Public opinion polls indicate, overall, support of the death penalty has dropped from 80% in 1995 to around 56% in 2015.
Yet, University of Nebraska-Omaha Criminology professor Amy Anderson says support can go up and down.
“One of the things that from year-to-year really affects death penalty attitudes is the crime rate,” Anderson tells Nebraska Radio Network.
Anderson and Nebraska sociologist Philip Schwadel have studied four decades of data from the General Social Survey in an effort to discover what drives public attitudes about capital punishment. Anderson and Schwadel report a person’s age, race, political ideology, and religion are important factors in explaining opinions on the death penalty.
The crime rate, though, can trump them all.

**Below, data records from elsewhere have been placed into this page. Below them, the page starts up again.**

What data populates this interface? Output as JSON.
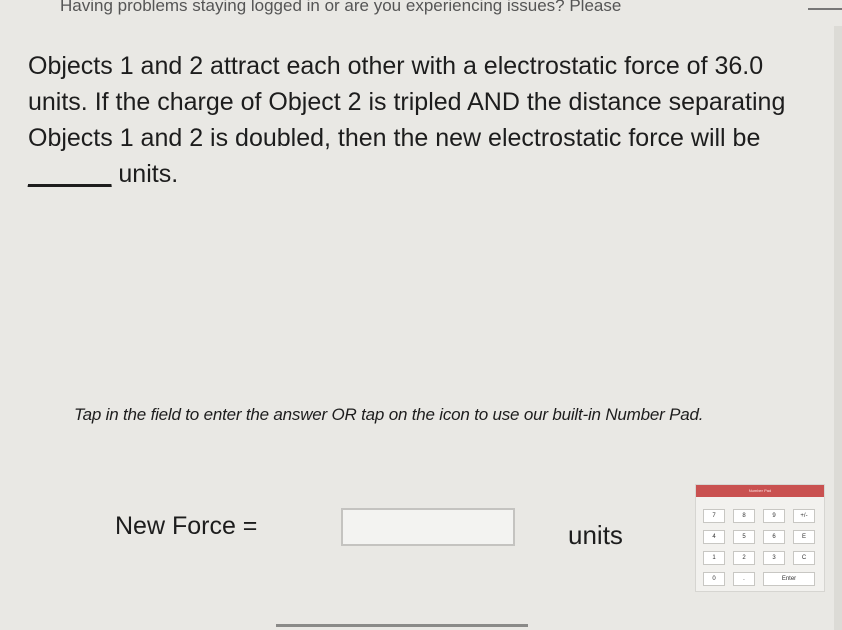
{
  "banner": {
    "text": "Having problems staying logged in or are you experiencing issues? Please"
  },
  "question": {
    "before": "Objects 1 and 2 attract each other with a electrostatic force of 36.0 units. If the charge of Object 2 is tripled AND the distance separating Objects 1 and 2 is doubled, then the new electrostatic force will be ",
    "blank": "______",
    "after": " units."
  },
  "hint": "Tap in the field to enter the answer OR tap on the icon to use our built-in Number Pad.",
  "answer": {
    "label": "New Force =",
    "value": "",
    "units": "units"
  },
  "numpad": {
    "title": "Number Pad",
    "keys": [
      "7",
      "8",
      "9",
      "+/-",
      "4",
      "5",
      "6",
      "E",
      "1",
      "2",
      "3",
      "C",
      "0",
      "."
    ],
    "enter_label": "Enter"
  }
}
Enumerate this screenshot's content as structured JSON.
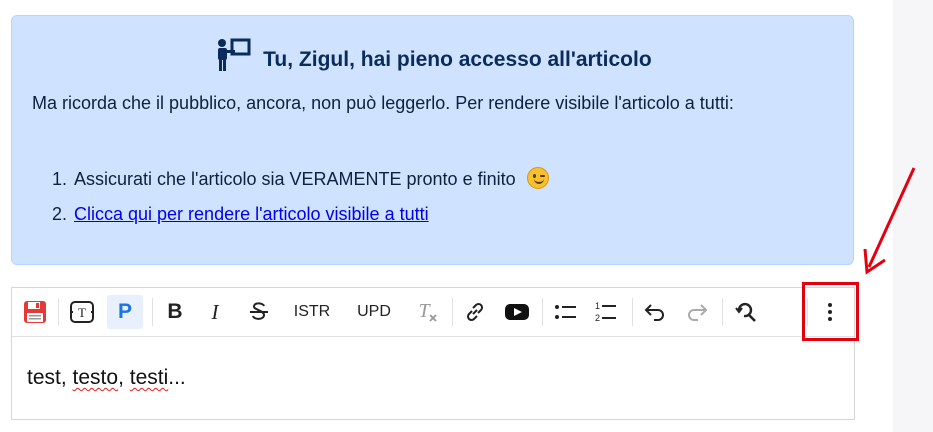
{
  "notice": {
    "title": "Tu, Zigul, hai pieno accesso all'articolo",
    "text": "Ma ricorda che il pubblico, ancora, non può leggerlo. Per rendere visibile l'articolo a tutti:",
    "steps": [
      "Assicurati che l'articolo sia VERAMENTE pronto e finito",
      "Clicca qui per rendere l'articolo visibile a tutti"
    ],
    "icon": "presenter-board-icon"
  },
  "toolbar": {
    "save": "save-icon",
    "template": "template-icon",
    "paragraph_label": "P",
    "bold_label": "B",
    "italic_label": "I",
    "strike": "strikethrough-icon",
    "istr_label": "ISTR",
    "upd_label": "UPD",
    "clear_format": "clear-format-icon",
    "link": "link-icon",
    "video": "youtube-icon",
    "bullet_list": "bullet-list-icon",
    "numbered_list": "numbered-list-icon",
    "undo": "undo-icon",
    "redo": "redo-icon",
    "find_replace": "find-replace-icon",
    "more": "more-vertical-icon"
  },
  "editor": {
    "content_prefix": "test, ",
    "content_word1": "testo",
    "content_sep": ", ",
    "content_word2": "testi",
    "content_suffix": "..."
  },
  "colors": {
    "notice_bg": "#cfe2ff",
    "annotation": "#e3000f",
    "accent": "#1a73e8"
  }
}
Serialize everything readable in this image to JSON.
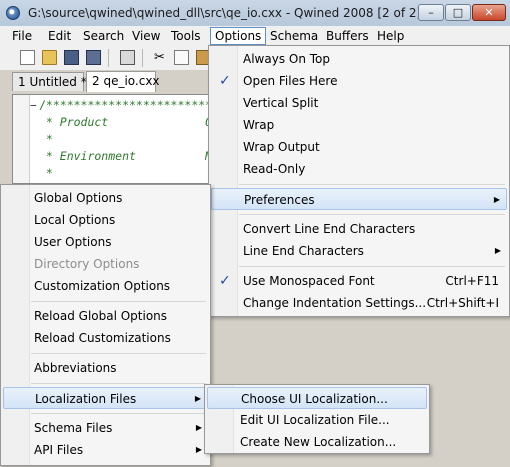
{
  "window": {
    "title": "G:\\source\\qwined\\qwined_dll\\src\\qe_io.cxx - Qwined 2008 [2 of 2]",
    "minimize_icon": "minimize-icon",
    "maximize_icon": "maximize-icon",
    "close_icon": "close-icon"
  },
  "menubar": [
    "File",
    "Edit",
    "Search",
    "View",
    "Tools",
    "Options",
    "Schema",
    "Buffers",
    "Help"
  ],
  "toolbar": {
    "icons": [
      "new-file-icon",
      "open-folder-icon",
      "save-icon",
      "save-all-icon",
      "print-icon",
      "cut-icon",
      "copy-icon",
      "paste-icon"
    ]
  },
  "tabs": [
    {
      "label": "1 Untitled *"
    },
    {
      "label": "2 qe_io.cxx"
    }
  ],
  "editor": {
    "fold_marker": "−",
    "lines": [
      "/***************************",
      " * Product              QW",
      " *",
      " * Environment          Mi",
      " *"
    ]
  },
  "options_menu": {
    "items": [
      {
        "label": "Always On Top"
      },
      {
        "label": "Open Files Here",
        "checked": true
      },
      {
        "label": "Vertical Split"
      },
      {
        "label": "Wrap"
      },
      {
        "label": "Wrap Output"
      },
      {
        "label": "Read-Only"
      },
      {
        "label": "Preferences",
        "submenu": true,
        "highlighted": true
      },
      {
        "label": "Convert Line End Characters"
      },
      {
        "label": "Line End Characters",
        "submenu": true
      },
      {
        "label": "Use Monospaced Font",
        "shortcut": "Ctrl+F11",
        "checked": true
      },
      {
        "label": "Change Indentation Settings...",
        "shortcut": "Ctrl+Shift+I"
      }
    ]
  },
  "preferences_menu": {
    "items": [
      {
        "label": "Global Options"
      },
      {
        "label": "Local Options"
      },
      {
        "label": "User Options"
      },
      {
        "label": "Directory Options",
        "disabled": true
      },
      {
        "label": "Customization Options"
      },
      {
        "label": "Reload Global Options"
      },
      {
        "label": "Reload Customizations"
      },
      {
        "label": "Abbreviations"
      },
      {
        "label": "Localization Files",
        "submenu": true,
        "highlighted": true
      },
      {
        "label": "Schema Files",
        "submenu": true
      },
      {
        "label": "API Files",
        "submenu": true
      }
    ]
  },
  "localization_menu": {
    "items": [
      {
        "label": "Choose UI Localization...",
        "highlighted": true
      },
      {
        "label": "Edit UI Localization File..."
      },
      {
        "label": "Create New Localization..."
      }
    ]
  },
  "glyphs": {
    "check": "✓",
    "arrow": "▶"
  }
}
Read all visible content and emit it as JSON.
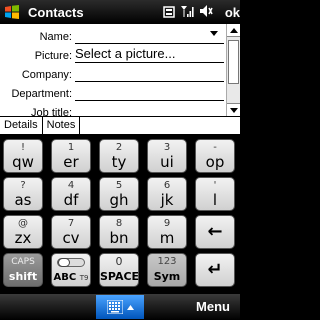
{
  "titlebar": {
    "title": "Contacts",
    "ok_label": "ok"
  },
  "form": {
    "fields": [
      {
        "label": "Name:",
        "value": ""
      },
      {
        "label": "Picture:",
        "value": "Select a picture..."
      },
      {
        "label": "Company:",
        "value": ""
      },
      {
        "label": "Department:",
        "value": ""
      },
      {
        "label": "Job title:",
        "value": ""
      }
    ]
  },
  "tabs": [
    {
      "label": "Details",
      "active": true
    },
    {
      "label": "Notes",
      "active": false
    }
  ],
  "keyboard": {
    "rows": [
      [
        {
          "top": "!",
          "main": "qw"
        },
        {
          "top": "1",
          "main": "er"
        },
        {
          "top": "2",
          "main": "ty"
        },
        {
          "top": "3",
          "main": "ui"
        },
        {
          "top": "-",
          "main": "op"
        }
      ],
      [
        {
          "top": "?",
          "main": "as"
        },
        {
          "top": "4",
          "main": "df"
        },
        {
          "top": "5",
          "main": "gh"
        },
        {
          "top": "6",
          "main": "jk"
        },
        {
          "top": "'",
          "main": "l"
        }
      ],
      [
        {
          "top": "@",
          "main": "zx"
        },
        {
          "top": "7",
          "main": "cv"
        },
        {
          "top": "8",
          "main": "bn"
        },
        {
          "top": "9",
          "main": "m"
        }
      ]
    ],
    "caps": {
      "top": "CAPS",
      "main": "shift"
    },
    "abc": {
      "main": "ABC",
      "sub": "T9"
    },
    "space": {
      "top": "0",
      "main": "SPACE"
    },
    "sym": {
      "top": "123",
      "main": "Sym"
    },
    "backspace_glyph": "←",
    "enter_glyph": "↵"
  },
  "bottombar": {
    "menu_label": "Menu"
  }
}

Anderson says the data demonstrates that when the public perceives a rise in serious crime, support for the death penalty rises. It doesn’t have to be a spike in murders. In fact, Anderson says a rise in murders doesn’t seem to push support for the death penalty as much as an overall increase, or the perception of an increase, in crimes such as robbery, aggravated assault, and rape.

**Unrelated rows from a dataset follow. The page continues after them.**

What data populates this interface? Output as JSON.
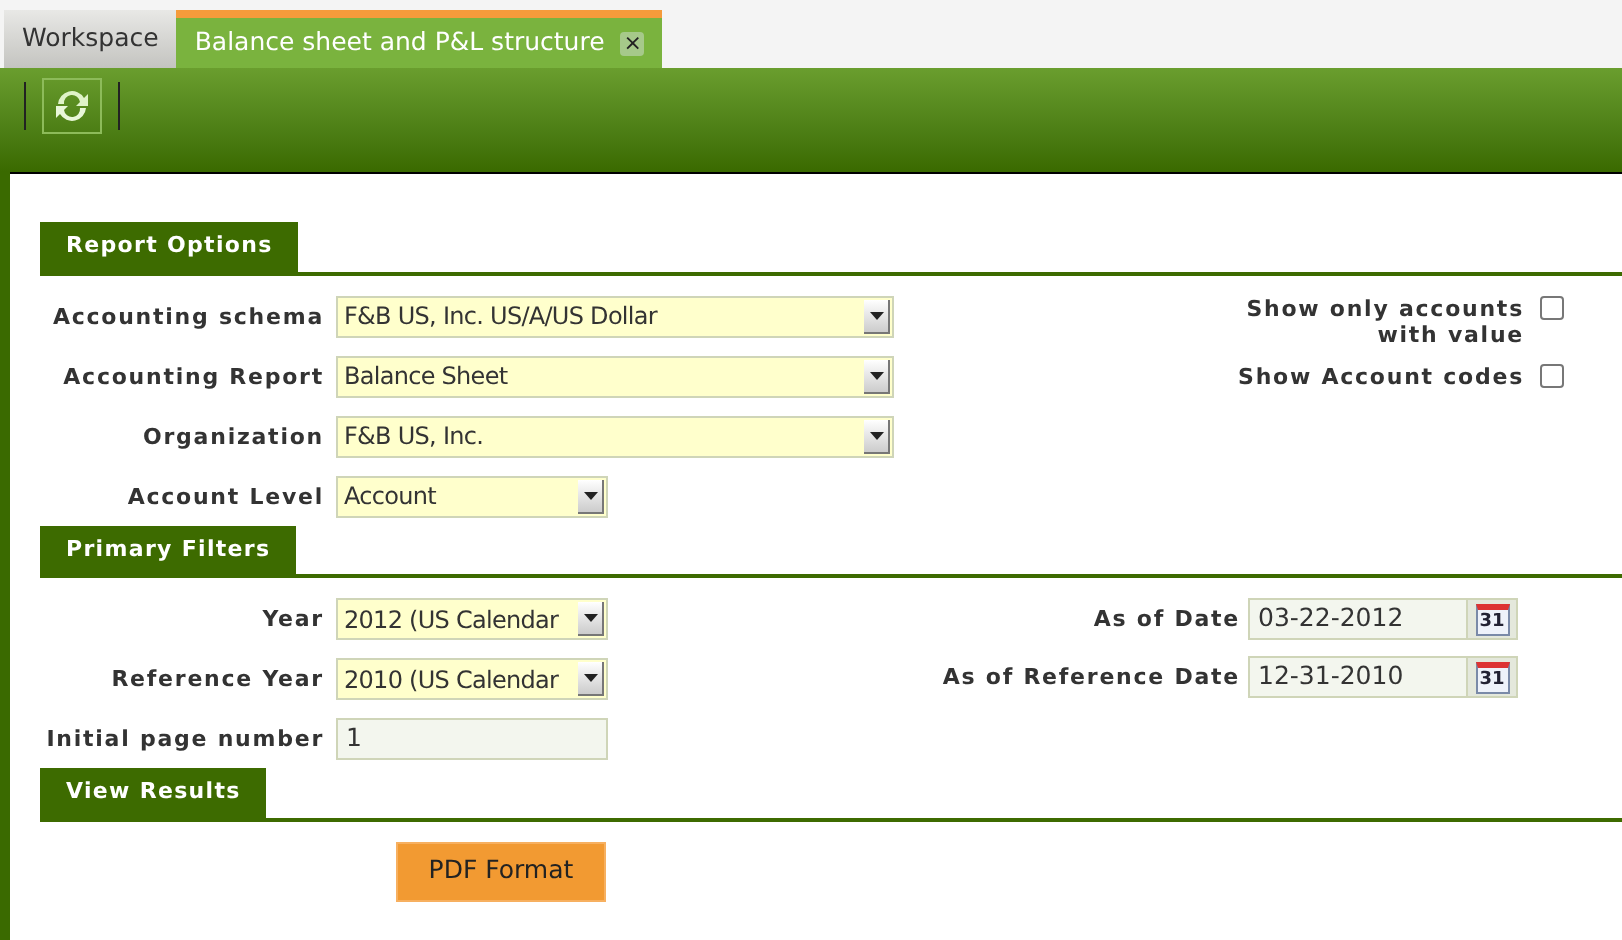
{
  "tabs": [
    {
      "label": "Workspace",
      "selected": false
    },
    {
      "label": "Balance sheet and P&L structure",
      "selected": true,
      "close_glyph": "×"
    }
  ],
  "sections": [
    {
      "title": "Report Options",
      "left": [
        {
          "kind": "wideselect",
          "label": "Accounting schema",
          "value": "F&B US, Inc. US/A/US Dollar"
        },
        {
          "kind": "wideselect",
          "label": "Accounting Report",
          "value": "Balance Sheet"
        },
        {
          "kind": "wideselect",
          "label": "Organization",
          "value": "F&B US, Inc."
        },
        {
          "kind": "select",
          "label": "Account Level",
          "value": "Account"
        }
      ],
      "right": [
        {
          "kind": "checkbox",
          "label": "Show only accounts with value",
          "checked": false
        },
        {
          "kind": "checkbox",
          "label": "Show Account codes",
          "checked": false
        }
      ]
    },
    {
      "title": "Primary Filters",
      "left": [
        {
          "kind": "select",
          "label": "Year",
          "value": "2012 (US Calendar"
        },
        {
          "kind": "select",
          "label": "Reference Year",
          "value": "2010 (US Calendar"
        },
        {
          "kind": "text",
          "label": "Initial page number",
          "value": "1"
        }
      ],
      "right": [
        {
          "kind": "date",
          "label": "As of Date",
          "value": "03-22-2012",
          "icon_text": "31"
        },
        {
          "kind": "date",
          "label": "As of Reference Date",
          "value": "12-31-2010",
          "icon_text": "31"
        }
      ]
    },
    {
      "title": "View Results",
      "buttons": [
        "PDF Format"
      ]
    }
  ]
}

As an example, Anderson points to an increase in support for the death penalty during the crack epidemic in the 1980s and 1990s.
Anderson says though all groups show majority support for capital punishment, some groups support it less than others.
“Women support it less. Minorities are less likely to support it than whites. Republicans are more likely to support it than either Democrats or independents,” according to Anderson.
Catholics show less support for the death penalty than do Protestants.
Middle age respondents show the most support for capital punishment with that support peaking between the ages of 50 and 55, then beginning to taper off. Younger people are less likely to support the death penalty.
AUDIO: Brent Martin reports [:50]